She was a waitress. Then she went to work for a financial company. From there, she made her career selling trinkets to people, from advising not to buy a car, then promoting one for them, then advising not to use a debit card because it wouldn’t create any FICO score to…well…to promote her own debit card because it would. Did she prey on unsuspected individuals? Let history tell the end of the story.
She answers to a caller: Caller says she is disappointed at the market. Suze responds very clearly that if she were her, she would invest, given a fictitious number of $120K, well, $10K a month for 12 months. That’s a good advice, right?, but Suze has $25M in liquidity, so, why didn’t she invest that money in the market if she is suggesting others to do so?
She owns RE for $7M at that time, I am not sure if all paid for. She “saves” her money? She buys municipal bonds if they are triple rated??? Speaking of savings, in the investment world, people with $ millions sitting in the bank are not called smart people, that’s for sure.

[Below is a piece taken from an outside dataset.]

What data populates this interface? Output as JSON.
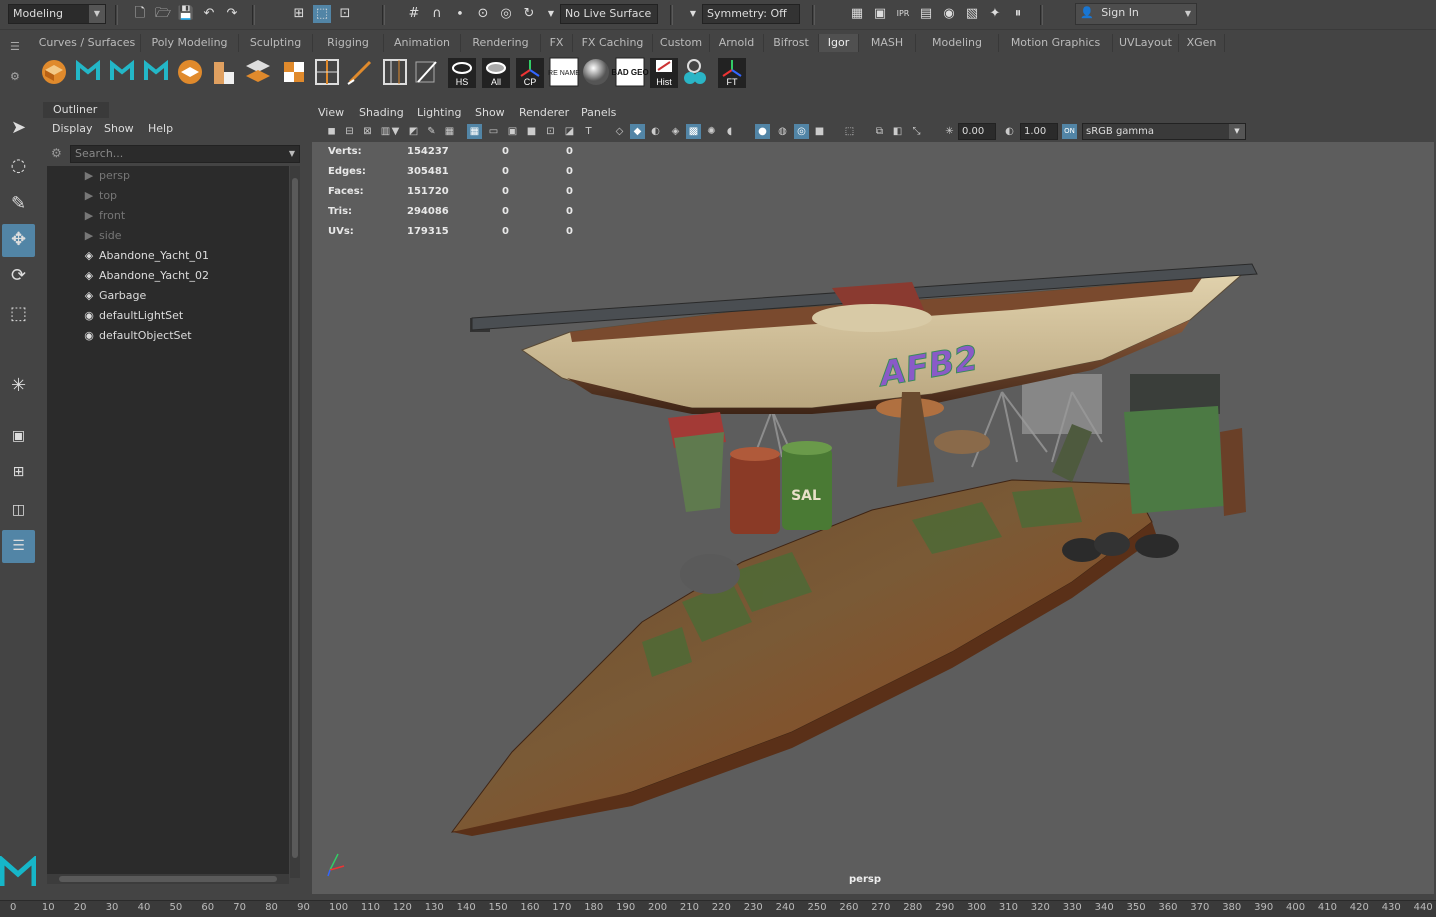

Financial advisors/advisers, all sell a product, same as Schwab and Fidelity and so on they live out of OPMs, “other people’s money”.
401Ks, IRAs, life insurance, Roth, all have a purpose, a benefit, a retirement purpose, but those who can’t see the advantage of all because they think they are making it good on their preferred program are either envious or ignorant of their benefits. It is normal to distrust anything else that doesn’t fit their shoes. They don’t know, that same as themselves stuck to their favorite type of investment, what they distrust or they criticize is not an “it fits all sizes”. IULs for example, benefit others who see it as a different way, a conservative way of managing their money. They are in control all the time, except they pay a fee for cost of insurance. They can put an excess premium, or they can’t. They can loan money, or they won’t. Can they do that with a 401K? That’s all!
All and all, the thing to be seen is when the market crashes, or at the retirement age. Who is going to be laughing about the results is the goal. Those people, conservative enough, no matter if a 401K or an insurance policy within an IUL, or RE investors knowing the game will laugh it out. Some more, some less, it all will depend on who lost the most, if any losses at all.
And if they die of a heart attack, or commit suicide after losing all or half of their hard earned money, will their beneficiaries benefit from their death?
Will the money left be enough to pay their mortgages and so on? For how long?
That answer will depend on who is in charge and who is married and care for their wife and children. And those who are old enough to not care about it, or don’t care about anybody else are the first ones to call something they don’t understand a “criminal action” while feeding those who perpetrated the financial crisis years ago.
Meanwhile, the people managing their transactions and earning good %s are laughing on their way to the bank.
I judge a person, for what I know about a person like her, not the perceived idea that she is what is not. People should learn that principle, to not accuse nor judge others of something they themselves don’t understand. It is ignorance 100%.
Since her record indicates she didn’t graduate in anything related to economy, her career is full of first steps and mistakes. We all go through that, but I wouldn’t call her a fraud because I know she was promoting or selling a product or an idea.
Fraud is when you deceive others for your own gain. And the act has to be of a criminal intention, to deceive, to gain over the unsuspected individual.
Nothing is free in this world. You pay one way of the other. Except you don’t or may not know it, but you may be paying more than what you think. A good Google search on “fees” on anything will help. Oh, by the way, I brought one from David McNight as an example.